The work-energy theorem states that the net work done on an object is equal to its change in kinetic energy.

The work-energy theorem can be written as Wnet = KEf - KEi, where Wnet is the net work done, KEf is the final kinetic energy, and KEi is the initial kinetic energy.

Potential energy is the energy possessed by an object due to its position or configuration in a conservative force field.

Conservative forces are forces that do not dissipate energy and do not depend on the path taken by the object. Examples include gravitational and elastic forces.

The potential energy associated with a conservative force can be calculated using the formula: PE = -Wc, where Wc is the work done by the conservative force and PE is the potential energy.

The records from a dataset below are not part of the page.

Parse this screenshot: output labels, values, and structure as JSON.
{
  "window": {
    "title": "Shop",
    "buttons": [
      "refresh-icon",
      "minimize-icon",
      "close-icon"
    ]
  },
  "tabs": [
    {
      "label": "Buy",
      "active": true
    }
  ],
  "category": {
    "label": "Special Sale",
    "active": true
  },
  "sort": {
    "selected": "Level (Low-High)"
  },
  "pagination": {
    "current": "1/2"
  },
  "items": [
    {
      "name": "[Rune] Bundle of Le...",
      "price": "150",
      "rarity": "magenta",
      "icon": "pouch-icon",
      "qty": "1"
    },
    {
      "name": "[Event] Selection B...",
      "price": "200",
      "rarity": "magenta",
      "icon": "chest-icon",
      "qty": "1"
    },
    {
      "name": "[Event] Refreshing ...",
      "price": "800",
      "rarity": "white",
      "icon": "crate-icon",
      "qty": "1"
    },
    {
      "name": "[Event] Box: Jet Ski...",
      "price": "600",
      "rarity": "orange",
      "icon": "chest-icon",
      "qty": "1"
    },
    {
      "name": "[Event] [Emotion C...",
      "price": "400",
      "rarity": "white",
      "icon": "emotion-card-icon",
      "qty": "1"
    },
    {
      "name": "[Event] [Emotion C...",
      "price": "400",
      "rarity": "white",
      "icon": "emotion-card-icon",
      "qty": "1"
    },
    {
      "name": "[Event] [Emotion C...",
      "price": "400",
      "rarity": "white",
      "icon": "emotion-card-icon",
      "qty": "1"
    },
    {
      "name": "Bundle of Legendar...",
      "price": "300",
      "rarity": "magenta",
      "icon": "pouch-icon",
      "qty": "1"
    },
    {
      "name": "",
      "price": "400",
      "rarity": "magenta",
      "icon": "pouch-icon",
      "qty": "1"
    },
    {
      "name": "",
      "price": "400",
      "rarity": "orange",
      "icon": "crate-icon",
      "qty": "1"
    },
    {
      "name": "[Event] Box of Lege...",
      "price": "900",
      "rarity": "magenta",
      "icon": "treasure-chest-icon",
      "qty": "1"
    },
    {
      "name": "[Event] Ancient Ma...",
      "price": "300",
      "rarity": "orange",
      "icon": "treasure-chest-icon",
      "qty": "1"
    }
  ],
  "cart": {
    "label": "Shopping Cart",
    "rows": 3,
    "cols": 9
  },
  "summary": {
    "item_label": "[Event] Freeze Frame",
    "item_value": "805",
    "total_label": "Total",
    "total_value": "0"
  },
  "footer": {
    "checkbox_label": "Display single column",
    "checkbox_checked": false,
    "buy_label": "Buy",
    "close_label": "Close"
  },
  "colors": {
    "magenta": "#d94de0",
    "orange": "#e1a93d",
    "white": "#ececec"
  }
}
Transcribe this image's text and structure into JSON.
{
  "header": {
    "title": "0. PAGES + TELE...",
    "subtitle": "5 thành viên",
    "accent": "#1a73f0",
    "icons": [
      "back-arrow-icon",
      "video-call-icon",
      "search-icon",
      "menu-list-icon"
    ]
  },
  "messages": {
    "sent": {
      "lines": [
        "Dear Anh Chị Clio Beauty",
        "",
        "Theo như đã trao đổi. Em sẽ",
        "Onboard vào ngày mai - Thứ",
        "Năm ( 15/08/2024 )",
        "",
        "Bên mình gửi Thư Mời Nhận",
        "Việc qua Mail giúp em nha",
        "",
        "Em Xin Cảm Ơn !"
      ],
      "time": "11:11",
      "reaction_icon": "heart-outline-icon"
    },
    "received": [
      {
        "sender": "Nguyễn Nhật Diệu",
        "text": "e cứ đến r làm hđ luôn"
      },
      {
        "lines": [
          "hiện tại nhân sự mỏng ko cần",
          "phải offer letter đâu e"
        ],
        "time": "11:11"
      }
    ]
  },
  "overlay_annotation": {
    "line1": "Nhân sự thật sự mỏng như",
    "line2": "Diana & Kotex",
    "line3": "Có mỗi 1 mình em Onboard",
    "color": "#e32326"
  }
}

The potential energy can also be calculated as the negative of the work done by an external force to move the object from a reference position to its current position.

The total mechanical energy of an object in a conservative force field is the sum of its kinetic and potential energy and remains constant as the object moves within the force field.

The law of conservation of energy states that the total energy of a closed system, including all forms of energy (kinetic, potential, thermal, etc.), remains constant over time.

**Sample Problem**

An arrow is shot from the roof of a building 30 meters high at 5 m/s and at an angle of 45 degrees. How fast will the arrow be going when it hits the ground?

**Solution**

From the information given, we know that:

**Sample Problem 8**

A 2-kg mass sliding along a frictionless floor at 3 m/s hits a spring (with k=200 N/m), compresses it, and bounces back. What is the maximum compression of the spring?

**Solution**

In this problem, we are dealing with the potential energy of a spring. So

Note that the final state refers to the spring at maximum compression. From the information given, we know:

**REMEMBER:**

Velocity is 0 m/s when the spring is at maximum compression (V = 0 during any turnaround).

The law of conservation of energy states that energy cannot be created or destroyed, only transformed from one form to another.

Energy is a scalar quantity and can exist in many different forms, including kinetic, potential, thermal, electromagnetic, and chemical energy.

The total energy of a system is the sum of all its forms of energy, and this total energy is conserved over time.

Energy can be transferred between objects or systems through work or heat transfer.

In an isolated system, where there is no external work or heat transfer, the total energy remains constant, and the system is said to be in a state of internal energy equilibrium.

The law of conservation of energy is a fundamental principle in physics and is applicable to all physical systems, from the microscopic to the macroscopic scale.